Excerpted records:
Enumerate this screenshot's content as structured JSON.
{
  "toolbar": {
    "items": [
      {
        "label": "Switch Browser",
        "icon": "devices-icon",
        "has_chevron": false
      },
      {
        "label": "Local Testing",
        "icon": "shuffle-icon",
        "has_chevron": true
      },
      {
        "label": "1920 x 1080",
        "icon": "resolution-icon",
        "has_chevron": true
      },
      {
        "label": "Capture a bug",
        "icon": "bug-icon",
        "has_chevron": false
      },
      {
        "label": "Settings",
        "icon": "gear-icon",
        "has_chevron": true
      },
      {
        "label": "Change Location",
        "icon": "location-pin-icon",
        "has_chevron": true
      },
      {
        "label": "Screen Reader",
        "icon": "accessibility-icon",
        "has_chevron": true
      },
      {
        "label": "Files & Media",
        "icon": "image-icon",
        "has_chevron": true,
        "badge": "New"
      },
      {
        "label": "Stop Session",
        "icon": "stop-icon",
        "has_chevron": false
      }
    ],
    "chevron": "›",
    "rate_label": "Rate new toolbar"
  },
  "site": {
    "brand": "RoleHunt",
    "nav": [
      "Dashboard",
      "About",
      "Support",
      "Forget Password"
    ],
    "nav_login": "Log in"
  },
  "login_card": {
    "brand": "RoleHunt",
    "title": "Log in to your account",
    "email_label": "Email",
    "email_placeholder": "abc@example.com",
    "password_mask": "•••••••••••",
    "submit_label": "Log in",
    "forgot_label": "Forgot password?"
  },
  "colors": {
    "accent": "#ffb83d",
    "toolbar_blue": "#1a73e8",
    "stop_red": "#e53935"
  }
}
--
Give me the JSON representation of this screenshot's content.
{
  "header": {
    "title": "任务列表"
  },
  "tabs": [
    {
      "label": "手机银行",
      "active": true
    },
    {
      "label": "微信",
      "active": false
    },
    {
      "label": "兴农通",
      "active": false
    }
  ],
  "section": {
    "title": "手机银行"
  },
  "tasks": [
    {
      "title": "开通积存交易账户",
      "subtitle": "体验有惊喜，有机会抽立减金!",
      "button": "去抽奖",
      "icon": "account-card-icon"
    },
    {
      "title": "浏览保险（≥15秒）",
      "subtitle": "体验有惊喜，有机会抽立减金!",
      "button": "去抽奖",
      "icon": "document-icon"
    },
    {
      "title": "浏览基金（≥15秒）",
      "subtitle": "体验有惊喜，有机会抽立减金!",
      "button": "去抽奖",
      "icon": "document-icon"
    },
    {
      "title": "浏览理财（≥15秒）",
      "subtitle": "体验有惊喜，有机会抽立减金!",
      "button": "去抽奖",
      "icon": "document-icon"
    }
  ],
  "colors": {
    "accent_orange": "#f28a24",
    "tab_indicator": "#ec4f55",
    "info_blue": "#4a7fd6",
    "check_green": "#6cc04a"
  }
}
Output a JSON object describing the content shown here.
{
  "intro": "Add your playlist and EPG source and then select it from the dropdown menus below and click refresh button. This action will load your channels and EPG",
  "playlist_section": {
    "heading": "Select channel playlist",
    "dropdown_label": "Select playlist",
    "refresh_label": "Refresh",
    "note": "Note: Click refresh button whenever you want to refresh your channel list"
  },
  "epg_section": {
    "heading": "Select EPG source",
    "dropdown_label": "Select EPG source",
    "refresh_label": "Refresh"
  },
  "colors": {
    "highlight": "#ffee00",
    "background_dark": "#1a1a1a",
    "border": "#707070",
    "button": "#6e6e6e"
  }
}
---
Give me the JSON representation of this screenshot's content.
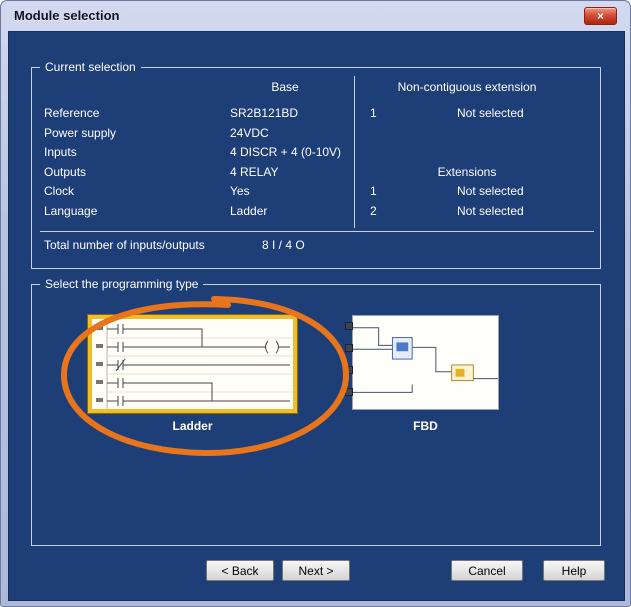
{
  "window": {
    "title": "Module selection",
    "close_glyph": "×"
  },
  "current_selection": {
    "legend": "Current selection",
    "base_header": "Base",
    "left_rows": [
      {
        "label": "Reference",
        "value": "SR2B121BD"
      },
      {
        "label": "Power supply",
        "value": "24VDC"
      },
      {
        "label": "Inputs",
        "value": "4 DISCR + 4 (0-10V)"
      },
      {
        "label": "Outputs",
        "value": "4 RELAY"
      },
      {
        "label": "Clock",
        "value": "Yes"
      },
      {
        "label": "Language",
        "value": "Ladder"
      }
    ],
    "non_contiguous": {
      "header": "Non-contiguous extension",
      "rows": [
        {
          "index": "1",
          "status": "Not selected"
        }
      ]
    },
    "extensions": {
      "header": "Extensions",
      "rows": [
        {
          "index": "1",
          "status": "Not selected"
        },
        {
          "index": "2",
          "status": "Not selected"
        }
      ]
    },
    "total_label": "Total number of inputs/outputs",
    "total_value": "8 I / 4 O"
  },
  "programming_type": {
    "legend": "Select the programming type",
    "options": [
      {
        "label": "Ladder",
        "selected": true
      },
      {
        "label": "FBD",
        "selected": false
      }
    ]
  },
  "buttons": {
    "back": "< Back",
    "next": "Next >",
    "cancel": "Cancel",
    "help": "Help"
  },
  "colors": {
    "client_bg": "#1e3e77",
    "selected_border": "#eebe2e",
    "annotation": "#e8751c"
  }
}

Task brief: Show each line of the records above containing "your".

Finished task:
    "title": "Log in to your account",
  "intro": "Add your playlist and EPG source and then select it from the dropdown menus below and click refresh button. This action will load your channels and EPG",
    "note": "Note: Click refresh button whenever you want to refresh your channel list"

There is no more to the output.